In today’s connected world, where consumers can use social media to immediately share their experiences and opinions with friends and followers, a key objective for advertisers can be to turn paid media into earned media. For Microsoft, this meant optimizing its TV advertising to drive social activity around its brand. To help the company understand its audiences’ reactions, Nielsen Social analyzed Microsoft-related Twitter activity around a recent U.S. ad campaign.
The findings were dramatic.
In the 30 days after the campaign, Microsoft Tweets lifted 41% from those who sent Tweets about at least one primetime show that Microsoft ads aired within (exposed TV authors). Comparatively, conversation around Microsoft Tweets declined 38% from those who did not send any Tweets about shows the company’s ads had aired in (the control group). The implication is that exposure to Microsoft TV ads drove significant lift in earned media.
However, not all ads are created equally. Microsoft’s campaign contained two distinct types of creative: one was emotional that tugged at the heartstrings of viewers while the other was more rational with creative that focused on the product’s competitive benefits with price as a call to action.
Overall, the emotional ads drove significantly more Microsoft discussion from exposed TV authors compared to the rational ads. But program type also played a role. The sports genre and certain tent pole events were highly effective for the emotional ads, while certain programs in the comedy and drama genres drove most Twitter conversation for the rational ads.
But which specific TV placements were most effective in driving earned media for Microsoft? To determine this, Nielsen Social analyzed placements in two steps:
- Ranked each ad placement based on the volume of Microsoft-related Twitter activity from TV authors exposed to the episode in which the placement aired.
- Layered onto the ranking the amount of Twitter TV activity (authors sending program-related Tweets) and the TV viewership (National TV Ratings for P2+) for the TV episode in which each ad placement aired.
Putting the volume of Microsoft-related Twitter activity in the context of how social an episode was and how many people viewed the episode was critical to understanding what drove buzz. Nielsen Social found that ad placements in more social episodes drove nearly five times more mentions for Microsoft commercials compared to less social programs. This confirmed for Microsoft that social TV activity, as opposed to TV viewership, is the key in driving earned media.
From the study, Microsoft gleaned several key insights about how its paid TV campaign drove earned media. First, Microsoft learned that exposure to the TV campaign produced a dramatic lift in Twitter buzz compared to a control group. Second, Microsoft learned that while the emotional creative was most effective overall at driving Twitter buzz, rational ads outperformed in certain program types. Finally, Microsoft learned that ad placements in more social shows drove more Twitter buzz, underscoring the importance of factoring Twitter TV activity into TV planning in order to select shows with high social engagement and thus a greater likelihood to drive earned media.

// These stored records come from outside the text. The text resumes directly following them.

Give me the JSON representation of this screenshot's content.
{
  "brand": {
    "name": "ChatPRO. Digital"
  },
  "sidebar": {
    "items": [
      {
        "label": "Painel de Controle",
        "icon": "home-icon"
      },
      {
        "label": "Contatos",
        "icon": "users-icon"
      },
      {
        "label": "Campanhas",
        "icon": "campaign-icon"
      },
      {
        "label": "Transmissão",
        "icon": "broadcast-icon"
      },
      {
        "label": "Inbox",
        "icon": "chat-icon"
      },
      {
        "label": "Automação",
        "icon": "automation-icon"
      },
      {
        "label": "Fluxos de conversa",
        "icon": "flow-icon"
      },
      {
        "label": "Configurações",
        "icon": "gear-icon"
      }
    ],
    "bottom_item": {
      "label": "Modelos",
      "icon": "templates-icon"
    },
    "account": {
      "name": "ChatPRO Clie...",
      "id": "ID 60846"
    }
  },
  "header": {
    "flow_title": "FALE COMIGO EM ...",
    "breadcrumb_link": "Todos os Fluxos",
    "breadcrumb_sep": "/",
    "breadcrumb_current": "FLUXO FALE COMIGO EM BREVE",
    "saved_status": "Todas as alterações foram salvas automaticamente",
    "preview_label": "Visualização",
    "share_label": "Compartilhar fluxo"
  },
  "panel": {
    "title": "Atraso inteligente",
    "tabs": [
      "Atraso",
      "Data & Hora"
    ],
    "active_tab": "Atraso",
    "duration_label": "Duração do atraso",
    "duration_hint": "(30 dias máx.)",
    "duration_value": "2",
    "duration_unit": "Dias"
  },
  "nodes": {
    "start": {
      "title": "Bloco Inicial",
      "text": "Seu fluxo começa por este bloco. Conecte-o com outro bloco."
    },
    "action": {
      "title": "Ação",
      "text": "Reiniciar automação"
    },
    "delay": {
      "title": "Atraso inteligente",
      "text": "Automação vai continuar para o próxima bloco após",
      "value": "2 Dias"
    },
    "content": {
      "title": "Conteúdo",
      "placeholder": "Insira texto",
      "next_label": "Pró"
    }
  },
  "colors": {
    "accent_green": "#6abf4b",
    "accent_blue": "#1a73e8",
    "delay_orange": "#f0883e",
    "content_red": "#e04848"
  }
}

Ultimately, the study gave Microsoft the information it needed to optimize and improve future TV media schedules and campaign creative decisions to maximize earned media. For additional insights, download the full case study.
The Nielsen Social “cohort analysis” used in the first part of this study to determine brand lift measured the volume of Microsoft-related Tweets from two distinct groups (cohorts) during the 30-day period before and after the Microsoft TV campaign aired on a national ‘Primetime’ TV schedule. Exposed TV Authors were Microsoft authors who sent Tweets about at least one show that Microsoft ads aired in within the primetime TV schedule analyzed. Control Group Authors were Microsoft authors who did not send Tweets about any of the shows that Microsoft ads aired in within the primetime TV schedule analyzed. Some authors within the control group may have been exposed to ads without Tweeting about program content or ads placed outside of the analyzed TV schedule.